4. It was quite a long road in terms of bringing your product to market. How did you keep your patience in check and get over all the setbacks you encountered?
In fact, over two years passed from conceiving the idea that we would like to brew kvass, until the first brewing.
It took us a long time to find a suitable place to produce our kvass. We had defined specific requirements and a budget regarding rental costs. Naturally, we didn’t want to invest too much in adapting a rented hall. So, we browsed through countless rental advertisements, we checked potential real estate but there was no place. It wasn’t until the beginning of 2019 that we found a presentable production site. It met almost all of our requirements. I could say that it was almost perfect.
After signing the rental contract, we started preparations to start production. Needless to say, we encountered formal requirements and difficulties at almost every step. However, we were determined and persistent in overcoming the difficulties that arose. Among other things, we had to recapitalize our investment. Finally, on July 31, 2019, sanepid – the State Sanitary Inspection unit – tested and authorised our kvass for production.
5. Restauracja LIF. Vege MIASTO. Chwastfood and Moxo Bakery. Slowly but surely, you are building a customer base in and around Warsaw. Can you tell us a bit more about the process of reaching out to potential customers? How does it feel to see your product pictured in restaurants?
We are looking for different ways to sell and distribute our kvass. From the beginning, we assumed that we would like our kvass to be sold in restaurants, which is why we started selling the drink.
We carry out a Google search for potential restaurants in given districts in Warsaw and then check whether our kvass has the potential to be sold in them. Then, we call a restaurant and say that we produce kvass and ask whether they might be interested in our drink. If they are interested, we arrange a visit to provide free samples. This is a set of four bottles of kvass in an attractive carton along with a leaflet with information about our product.
After some time, we make a call to ask them how it tasted. If a restaurant is interested in cooperating with us, we send them a discount code by email and encourage them to place an order in our online store. We do like to get feedback if a restaurant does not like the taste of our kvass, or there might be other reasons standing in the way of cooperation.
Honestly, seeing pictures of our kvass in the restaurants we have already initiated cooperation with is more than humbling. It reminds me of the long journey we endured to get to where we are today. I have to be proud and thankful.
6. Is the vegan market a key market for you, and do you get the impression that Poles are more health-conscious than they’ve ever been?
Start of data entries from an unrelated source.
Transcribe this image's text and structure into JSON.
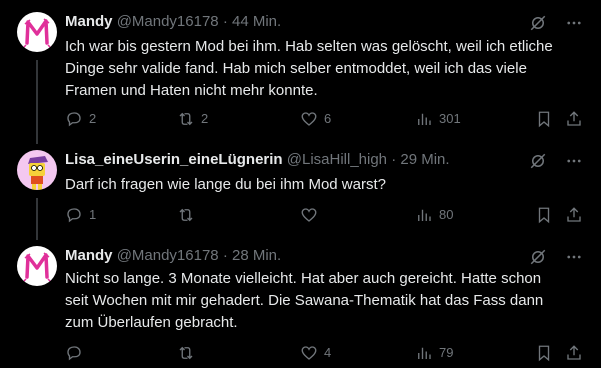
{
  "tweets": [
    {
      "name": "Mandy",
      "handle": "@Mandy16178",
      "time": "· 44 Min.",
      "lines": [
        "Ich war bis gestern Mod bei ihm. Hab selten was gelöscht, weil ich etliche",
        "Dinge sehr valide fand. Hab mich selber entmoddet, weil ich das viele",
        "Framen und Haten nicht  mehr konnte."
      ],
      "replies": "2",
      "reposts": "2",
      "likes": "6",
      "views": "301"
    },
    {
      "name": "Lisa_eineUserin_eineLügnerin",
      "handle": "@LisaHill_high",
      "time": "· 29 Min.",
      "lines": [
        "Darf ich fragen wie lange du bei ihm Mod warst?"
      ],
      "replies": "1",
      "reposts": "",
      "likes": "",
      "views": "80"
    },
    {
      "name": "Mandy",
      "handle": "@Mandy16178",
      "time": "· 28 Min.",
      "lines": [
        "Nicht so lange. 3 Monate vielleicht. Hat aber auch gereicht. Hatte schon",
        "seit Wochen mit mir gehadert. Die Sawana-Thematik hat das Fass dann",
        "zum Überlaufen gebracht."
      ],
      "replies": "",
      "reposts": "",
      "likes": "4",
      "views": "79"
    }
  ],
  "colors": {
    "background": "#000000",
    "text": "#e7e9ea",
    "muted": "#71767b",
    "mandy_avatar_bg": "#ffffff",
    "mandy_logo": "#e0309a",
    "lisa_avatar_bg": "#f4c8f0"
  },
  "icons": [
    "mute-icon",
    "more-icon",
    "reply-icon",
    "repost-icon",
    "like-icon",
    "views-icon",
    "bookmark-icon",
    "share-icon"
  ]
}
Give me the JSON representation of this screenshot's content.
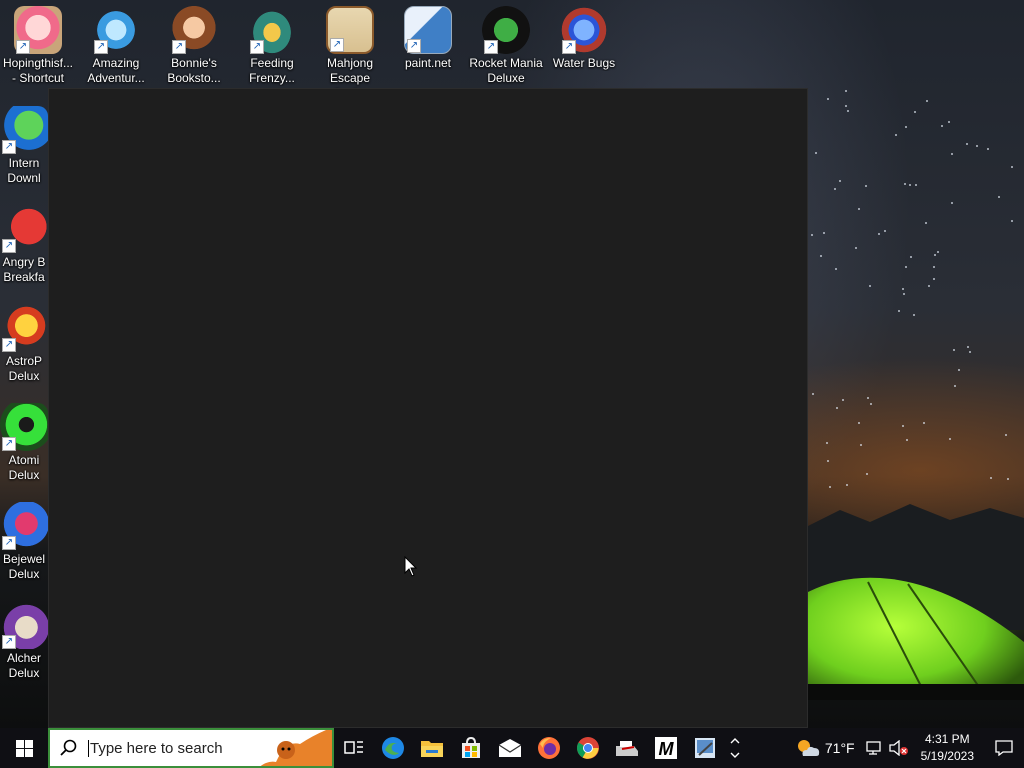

Our kvass is made from natural products. It contains probiotic bacteria, and is produced in a traditional way.
The product fits very well as a drink in the vegan market. We believe that vegans, who may pay more attention to what they eat and drink than other consumers, are important customers for us and they should like our kvass.
Poles are becoming more and more aware of what they eat and drink. As a result, the number of vegans in Poland is bound to grow over the next few years.
It is important to say that we do not focus only on the vegan market. We are attempting to reach out to a wide range of people who might like kvass, who value their health and are open to trying new flavours.
7. Considering all the health concerns which surround sugar, how difficult was it to determine the sugar content in your kvass?
Kvass cannot ferment without sugar, and sugar is food for probiotic bacteria that are found in kvass. However, from the beginning, we wanted to have as little sugar as possible in the product. We do not use white sugar, only brown (cane).
Compared to other producers, we use very little sugar, only 2.5 g per 100 ml. This amounts to only 8 grams of sugar (roughly one and a half teaspoons) in a 330 ml bottle. To compare, a 200ml glass of apple juice contains approximately 22 grams of sugar.
ORDER WITH MANUFAKTURA KWASU:
Orders for Manufaktura Kwasu’s drinks can be made via the company’s Internet shop. Click here.
The owners of the company speak English.